AS local vanadium producer Bushveld Mineral rides the wave of increased vanadium demand from China, the London-listed junior is also pegging its hopes on massive upside for the metal in the energy sector.
With a high strength-to-weight ratio, vanadium is a favoured input in steel, particularly in China, which has seen recent revisions to its high-strength rebar standard. While China accounted for 42% of overall vanadium demand in 2017, the tighter construction legislation is expected to lift vanadium demand in the country by 30% over the next ten years.
Considering the price of vanadium price grew 72% in 2016, with another 55% price climb in 2018 to date, Bushveld may well have something to crow about.
But vanadium’s – and Bushveld’s – prospects lie not only in Shanghai’s skyscrapers. Bushveld Minerals CEO, Fortune Mojapelo, said in a webinar on Thursday that the group is also pegging its ambitions on Vanadium Redox Flow Battery (VRFB) technology.
Touted as the most developed flow battery currently used in mass commercial operations, VRFB uses a liquid vanadium electrolyte to store energy in separated storage tanks. This differs from conventional batteries, which store energy in the power cell of the battery. VRFB is expected to account for 20% of overall global vanadium consumption by 2030.
According to Bushveld, several features of VRFB makes the technology ideal for utility-scale, long-duration stationary energy storage applications, particularly across Africa: it has long lifespan cycles, offers the lowest cost per kWh when fully used at least once a day and offers 100% depth of discharge.
Vanadium input costs contribute between 30% and 40% of the cost of the VRFB systems which is convenient if, like Bushveld Minerals, you own a vanadium-producing operation.
Bushveld Minerals’ 84%-owned subsidiary Bushveld Energy is “exclusively” focusing on VRFB technology, said Mojapelo, including marketing the technology and assisting with related project development across Africa.
Its primary objective is to establish a global VRFB supply chain in South Africa, starting with vanadium electrolyte, and it plans to deliver a 450kWh VRFB into Eskom’s Research, Testing and Development facility by the end of this month.
Bushveld Energy CEO and chairperson of the South Africa Energy Storage Association, Mikhail Nikomarov, said a philanthropic angle to Bushveld Energy’s plans for continental penetration of the technology: “We want to unlock the opportunity for the entire industry. We want to be equivalent to open-source IT companies… and whatever business model we create [will] not about trying to give one company an edge over another,” he said.
Mojapelo dismissed current threats of vanadium substitution, saying short-term switches between vanadium and niobium – the metal’s nearest replacement – in steelmaking was not practical, given the required technical adjustments required in steel plants
“The price elasticity of vanadium in steel suggests some capacity to absorb significant upswings in vanadium prices.

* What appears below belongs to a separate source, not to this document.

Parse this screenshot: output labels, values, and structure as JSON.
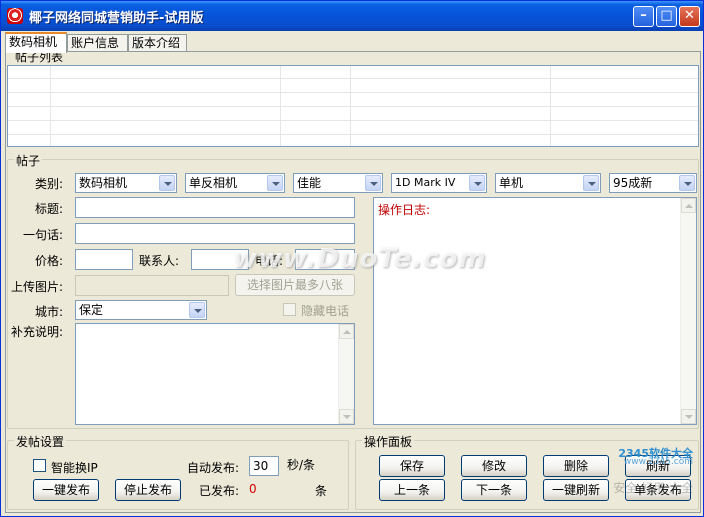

At current prices, substitution risks, while real, are not considered large, although sustained higher vanadium prices will magnify these risks.”
South African vanadium producers are also poised to benefit from a current global supply deficit and the fact that South Africa has primary high-grade vanadium operations as opposed to operationally costly co-production operations seen elsewhere in the world.
The market agrees with the company’s strategy. Following the release of robust first-quarter results last week, Bushveld Minerals’ share price hit a 52-week high of 23.03p on Tuesday, putting its market capitalisation at a stout £248m.
Bushveld is currently in the second phase of an expansion project at its Vametco vanadium mine, which will boost the project’s output capacity from 3,035 t/y to 3,750 t/y.
The company is currently also in talks with the Department of Mineral Resources over the awarding of a new order mining right for the 300 million-ton Mokopane vanadium project, in Limpopo.